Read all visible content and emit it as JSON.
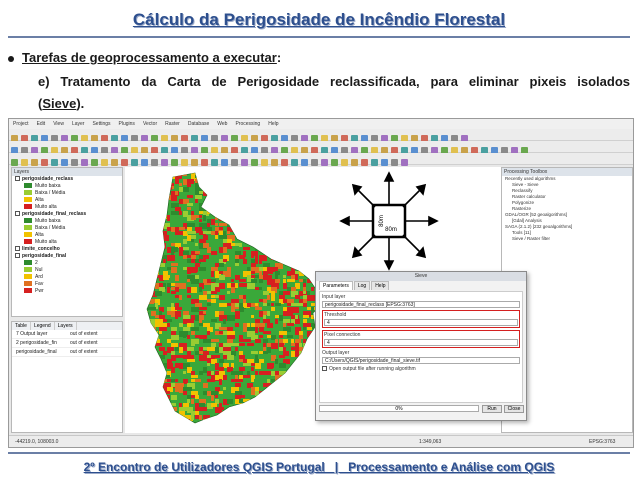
{
  "slide": {
    "title": "Cálculo da Perigosidade de Incêndio Florestal",
    "bullet": "Tarefas de geoprocessamento a executar",
    "bullet_suffix": ":",
    "sub_text": "e) Tratamento da Carta de Perigosidade reclassificada, para eliminar pixeis isolados",
    "sub_open": "(",
    "sub_link": "Sieve",
    "sub_close": ").",
    "footer": "2º Encontro de Utilizadores QGIS Portugal   |   Processamento e Análise com QGIS"
  },
  "qgis": {
    "menu": [
      "Project",
      "Edit",
      "View",
      "Layer",
      "Settings",
      "Plugins",
      "Vector",
      "Raster",
      "Database",
      "Web",
      "Processing",
      "Help"
    ],
    "layers_panel_title": "Layers",
    "layer_groups": [
      {
        "name": "perigosidade_reclass",
        "classes": [
          {
            "label": "Muito baixa",
            "color": "#2e8b2e"
          },
          {
            "label": "Baixa / Média",
            "color": "#9acd32"
          },
          {
            "label": "Alta",
            "color": "#f2c200"
          },
          {
            "label": "Muito alta",
            "color": "#d62020"
          }
        ]
      },
      {
        "name": "perigosidade_final_reclass",
        "classes": [
          {
            "label": "Muito baixa",
            "color": "#2e8b2e"
          },
          {
            "label": "Baixa / Média",
            "color": "#9acd32"
          },
          {
            "label": "Alta",
            "color": "#f2c200"
          },
          {
            "label": "Muito alta",
            "color": "#d62020"
          }
        ]
      },
      {
        "name": "limite_concelho",
        "classes": []
      },
      {
        "name": "perigosidade_final",
        "classes": [
          {
            "label": "2",
            "color": "#2e8b2e"
          },
          {
            "label": "Nul",
            "color": "#9acd32"
          },
          {
            "label": "Ard",
            "color": "#f2c200"
          },
          {
            "label": "Fav",
            "color": "#e07020"
          },
          {
            "label": "Pwr",
            "color": "#d62020"
          }
        ]
      }
    ],
    "order_tabs": [
      "Table",
      "Legend",
      "Layers"
    ],
    "order_rows": [
      {
        "name": "7 Output layer",
        "value": "out of extent"
      },
      {
        "name": "2 perigosidade_fin",
        "value": "out of extent"
      },
      {
        "name": "perigosidade_final",
        "value": "out of extent"
      }
    ],
    "processing_title": "Processing Toolbox",
    "processing_items": [
      "Recently used algorithms",
      "Sieve - Sieve",
      "Reclassify",
      "Raster calculator",
      "Polygonize",
      "Rasterize",
      "GDAL/OGR [52 geoalgorithms]",
      "[Gdal] Analysis",
      "SAGA (2.1.2) [232 geoalgorithms]",
      "Tools [11]",
      "Sieve / Raster filter"
    ],
    "status_coords": "-44219.0, 108003.0",
    "status_scale": "1:349,063",
    "status_epsg": "EPSG:3763"
  },
  "dialog": {
    "title": "Sieve",
    "tabs": [
      "Parameters",
      "Log",
      "Help"
    ],
    "input_label": "Input layer",
    "input_value": "perigosidade_final_reclass [EPSG:3763]",
    "threshold_label": "Threshold",
    "threshold_value": "4",
    "connection_label": "Pixel connection",
    "connection_value": "4",
    "output_label": "Output layer",
    "output_value": "C:/Users/QGIS/perigosidade_final_sieve.tif",
    "open_output_label": "Open output file after running algorithm",
    "progress": "0%",
    "run_button": "Run",
    "close_button": "Close"
  },
  "diagram": {
    "size_label_vertical": "80m",
    "size_label_horizontal": "80m"
  }
}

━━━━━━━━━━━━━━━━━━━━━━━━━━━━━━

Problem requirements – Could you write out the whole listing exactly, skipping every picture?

Written solution –
Read all visible content and emit it as JSON.
{
  "slide": {
    "title": "Cálculo da Perigosidade de Incêndio Florestal",
    "bullet": "Tarefas de geoprocessamento a executar",
    "bullet_suffix": ":",
    "sub_text": "e) Tratamento da Carta de Perigosidade reclassificada, para eliminar pixeis isolados",
    "sub_open": "(",
    "sub_link": "Sieve",
    "sub_close": ").",
    "footer": "2º Encontro de Utilizadores QGIS Portugal   |   Processamento e Análise com QGIS"
  },
  "qgis": {
    "menu": [
      "Project",
      "Edit",
      "View",
      "Layer",
      "Settings",
      "Plugins",
      "Vector",
      "Raster",
      "Database",
      "Web",
      "Processing",
      "Help"
    ],
    "layers_panel_title": "Layers",
    "layer_groups": [
      {
        "name": "perigosidade_reclass",
        "classes": [
          {
            "label": "Muito baixa",
            "color": "#2e8b2e"
          },
          {
            "label": "Baixa / Média",
            "color": "#9acd32"
          },
          {
            "label": "Alta",
            "color": "#f2c200"
          },
          {
            "label": "Muito alta",
            "color": "#d62020"
          }
        ]
      },
      {
        "name": "perigosidade_final_reclass",
        "classes": [
          {
            "label": "Muito baixa",
            "color": "#2e8b2e"
          },
          {
            "label": "Baixa / Média",
            "color": "#9acd32"
          },
          {
            "label": "Alta",
            "color": "#f2c200"
          },
          {
            "label": "Muito alta",
            "color": "#d62020"
          }
        ]
      },
      {
        "name": "limite_concelho",
        "classes": []
      },
      {
        "name": "perigosidade_final",
        "classes": [
          {
            "label": "2",
            "color": "#2e8b2e"
          },
          {
            "label": "Nul",
            "color": "#9acd32"
          },
          {
            "label": "Ard",
            "color": "#f2c200"
          },
          {
            "label": "Fav",
            "color": "#e07020"
          },
          {
            "label": "Pwr",
            "color": "#d62020"
          }
        ]
      }
    ],
    "order_tabs": [
      "Table",
      "Legend",
      "Layers"
    ],
    "order_rows": [
      {
        "name": "7 Output layer",
        "value": "out of extent"
      },
      {
        "name": "2 perigosidade_fin",
        "value": "out of extent"
      },
      {
        "name": "perigosidade_final",
        "value": "out of extent"
      }
    ],
    "processing_title": "Processing Toolbox",
    "processing_items": [
      "Recently used algorithms",
      "Sieve - Sieve",
      "Reclassify",
      "Raster calculator",
      "Polygonize",
      "Rasterize",
      "GDAL/OGR [52 geoalgorithms]",
      "[Gdal] Analysis",
      "SAGA (2.1.2) [232 geoalgorithms]",
      "Tools [11]",
      "Sieve / Raster filter"
    ],
    "status_coords": "-44219.0, 108003.0",
    "status_scale": "1:349,063",
    "status_epsg": "EPSG:3763"
  },
  "dialog": {
    "title": "Sieve",
    "tabs": [
      "Parameters",
      "Log",
      "Help"
    ],
    "input_label": "Input layer",
    "input_value": "perigosidade_final_reclass [EPSG:3763]",
    "threshold_label": "Threshold",
    "threshold_value": "4",
    "connection_label": "Pixel connection",
    "connection_value": "4",
    "output_label": "Output layer",
    "output_value": "C:/Users/QGIS/perigosidade_final_sieve.tif",
    "open_output_label": "Open output file after running algorithm",
    "progress": "0%",
    "run_button": "Run",
    "close_button": "Close"
  },
  "diagram": {
    "size_label_vertical": "80m",
    "size_label_horizontal": "80m"
  }
}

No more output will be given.